→ **WHAT IS EXPECTED**: Could you copy every record exactly as it appears?

→ **RECORDED DATA**:

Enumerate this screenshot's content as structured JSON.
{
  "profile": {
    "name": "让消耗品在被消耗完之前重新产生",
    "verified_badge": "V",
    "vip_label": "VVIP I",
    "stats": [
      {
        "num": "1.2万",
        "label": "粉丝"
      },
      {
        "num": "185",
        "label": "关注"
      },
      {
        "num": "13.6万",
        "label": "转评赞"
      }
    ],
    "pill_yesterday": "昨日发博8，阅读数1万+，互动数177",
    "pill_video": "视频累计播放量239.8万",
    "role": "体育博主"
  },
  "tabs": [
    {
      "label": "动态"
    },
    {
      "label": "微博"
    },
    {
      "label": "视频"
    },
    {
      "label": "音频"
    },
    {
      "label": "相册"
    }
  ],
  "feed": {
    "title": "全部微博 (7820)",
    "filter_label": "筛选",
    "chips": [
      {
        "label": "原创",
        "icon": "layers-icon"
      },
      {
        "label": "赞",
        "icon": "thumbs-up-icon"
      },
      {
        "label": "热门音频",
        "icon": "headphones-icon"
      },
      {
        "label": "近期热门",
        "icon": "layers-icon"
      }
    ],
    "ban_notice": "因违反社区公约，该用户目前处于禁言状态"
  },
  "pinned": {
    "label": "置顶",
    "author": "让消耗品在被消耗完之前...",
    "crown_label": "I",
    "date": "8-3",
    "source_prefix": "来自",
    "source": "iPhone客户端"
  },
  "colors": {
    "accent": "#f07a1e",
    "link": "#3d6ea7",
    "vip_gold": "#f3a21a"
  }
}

→ **FINISHED TASK**:
Enumerate this screenshot's content as structured JSON.
{
  "profile": {
    "name": "让消耗品在被消耗完之前重新产生",
    "verified_badge": "V",
    "vip_label": "VVIP I",
    "stats": [
      {
        "num": "1.2万",
        "label": "粉丝"
      },
      {
        "num": "185",
        "label": "关注"
      },
      {
        "num": "13.6万",
        "label": "转评赞"
      }
    ],
    "pill_yesterday": "昨日发博8，阅读数1万+，互动数177",
    "pill_video": "视频累计播放量239.8万",
    "role": "体育博主"
  },
  "tabs": [
    {
      "label": "动态"
    },
    {
      "label": "微博"
    },
    {
      "label": "视频"
    },
    {
      "label": "音频"
    },
    {
      "label": "相册"
    }
  ],
  "feed": {
    "title": "全部微博 (7820)",
    "filter_label": "筛选",
    "chips": [
      {
        "label": "原创",
        "icon": "layers-icon"
      },
      {
        "label": "赞",
        "icon": "thumbs-up-icon"
      },
      {
        "label": "热门音频",
        "icon": "headphones-icon"
      },
      {
        "label": "近期热门",
        "icon": "layers-icon"
      }
    ],
    "ban_notice": "因违反社区公约，该用户目前处于禁言状态"
  },
  "pinned": {
    "label": "置顶",
    "author": "让消耗品在被消耗完之前...",
    "crown_label": "I",
    "date": "8-3",
    "source_prefix": "来自",
    "source": "iPhone客户端"
  },
  "colors": {
    "accent": "#f07a1e",
    "link": "#3d6ea7",
    "vip_gold": "#f3a21a"
  }
}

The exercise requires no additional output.